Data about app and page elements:
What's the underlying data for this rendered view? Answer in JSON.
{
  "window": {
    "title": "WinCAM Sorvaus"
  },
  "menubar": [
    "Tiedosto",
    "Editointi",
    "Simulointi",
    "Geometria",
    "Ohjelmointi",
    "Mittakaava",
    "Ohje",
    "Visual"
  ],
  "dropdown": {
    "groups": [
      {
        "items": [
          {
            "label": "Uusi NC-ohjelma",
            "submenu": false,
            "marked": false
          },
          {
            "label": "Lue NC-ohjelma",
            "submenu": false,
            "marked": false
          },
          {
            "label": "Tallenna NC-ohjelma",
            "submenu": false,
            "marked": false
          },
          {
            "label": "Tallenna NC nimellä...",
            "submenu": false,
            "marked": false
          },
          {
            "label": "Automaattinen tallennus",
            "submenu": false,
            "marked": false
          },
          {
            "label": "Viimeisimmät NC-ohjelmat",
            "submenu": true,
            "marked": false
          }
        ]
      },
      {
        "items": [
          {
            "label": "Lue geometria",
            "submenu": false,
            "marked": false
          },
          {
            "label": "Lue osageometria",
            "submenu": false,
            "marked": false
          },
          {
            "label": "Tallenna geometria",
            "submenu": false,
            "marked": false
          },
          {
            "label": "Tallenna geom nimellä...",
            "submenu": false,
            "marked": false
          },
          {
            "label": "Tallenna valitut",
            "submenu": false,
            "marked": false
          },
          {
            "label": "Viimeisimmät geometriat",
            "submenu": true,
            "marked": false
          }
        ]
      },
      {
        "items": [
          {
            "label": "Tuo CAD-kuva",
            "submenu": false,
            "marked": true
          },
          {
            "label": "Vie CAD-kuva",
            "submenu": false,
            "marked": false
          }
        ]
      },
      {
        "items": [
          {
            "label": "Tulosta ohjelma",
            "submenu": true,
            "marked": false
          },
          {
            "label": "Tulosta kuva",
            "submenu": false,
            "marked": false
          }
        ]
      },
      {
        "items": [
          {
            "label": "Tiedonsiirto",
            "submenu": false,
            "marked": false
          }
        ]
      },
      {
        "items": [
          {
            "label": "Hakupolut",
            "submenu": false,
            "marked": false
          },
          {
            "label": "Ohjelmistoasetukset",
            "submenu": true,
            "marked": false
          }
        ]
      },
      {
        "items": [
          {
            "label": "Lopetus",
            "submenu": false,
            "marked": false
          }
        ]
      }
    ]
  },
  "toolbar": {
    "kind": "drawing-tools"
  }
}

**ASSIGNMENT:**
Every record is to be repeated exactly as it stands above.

**RESPONSE AREA:**
What's the underlying data for this rendered view? Answer in JSON.
{
  "window": {
    "title": "WinCAM Sorvaus"
  },
  "menubar": [
    "Tiedosto",
    "Editointi",
    "Simulointi",
    "Geometria",
    "Ohjelmointi",
    "Mittakaava",
    "Ohje",
    "Visual"
  ],
  "dropdown": {
    "groups": [
      {
        "items": [
          {
            "label": "Uusi NC-ohjelma",
            "submenu": false,
            "marked": false
          },
          {
            "label": "Lue NC-ohjelma",
            "submenu": false,
            "marked": false
          },
          {
            "label": "Tallenna NC-ohjelma",
            "submenu": false,
            "marked": false
          },
          {
            "label": "Tallenna NC nimellä...",
            "submenu": false,
            "marked": false
          },
          {
            "label": "Automaattinen tallennus",
            "submenu": false,
            "marked": false
          },
          {
            "label": "Viimeisimmät NC-ohjelmat",
            "submenu": true,
            "marked": false
          }
        ]
      },
      {
        "items": [
          {
            "label": "Lue geometria",
            "submenu": false,
            "marked": false
          },
          {
            "label": "Lue osageometria",
            "submenu": false,
            "marked": false
          },
          {
            "label": "Tallenna geometria",
            "submenu": false,
            "marked": false
          },
          {
            "label": "Tallenna geom nimellä...",
            "submenu": false,
            "marked": false
          },
          {
            "label": "Tallenna valitut",
            "submenu": false,
            "marked": false
          },
          {
            "label": "Viimeisimmät geometriat",
            "submenu": true,
            "marked": false
          }
        ]
      },
      {
        "items": [
          {
            "label": "Tuo CAD-kuva",
            "submenu": false,
            "marked": true
          },
          {
            "label": "Vie CAD-kuva",
            "submenu": false,
            "marked": false
          }
        ]
      },
      {
        "items": [
          {
            "label": "Tulosta ohjelma",
            "submenu": true,
            "marked": false
          },
          {
            "label": "Tulosta kuva",
            "submenu": false,
            "marked": false
          }
        ]
      },
      {
        "items": [
          {
            "label": "Tiedonsiirto",
            "submenu": false,
            "marked": false
          }
        ]
      },
      {
        "items": [
          {
            "label": "Hakupolut",
            "submenu": false,
            "marked": false
          },
          {
            "label": "Ohjelmistoasetukset",
            "submenu": true,
            "marked": false
          }
        ]
      },
      {
        "items": [
          {
            "label": "Lopetus",
            "submenu": false,
            "marked": false
          }
        ]
      }
    ]
  },
  "toolbar": {
    "kind": "drawing-tools"
  }
}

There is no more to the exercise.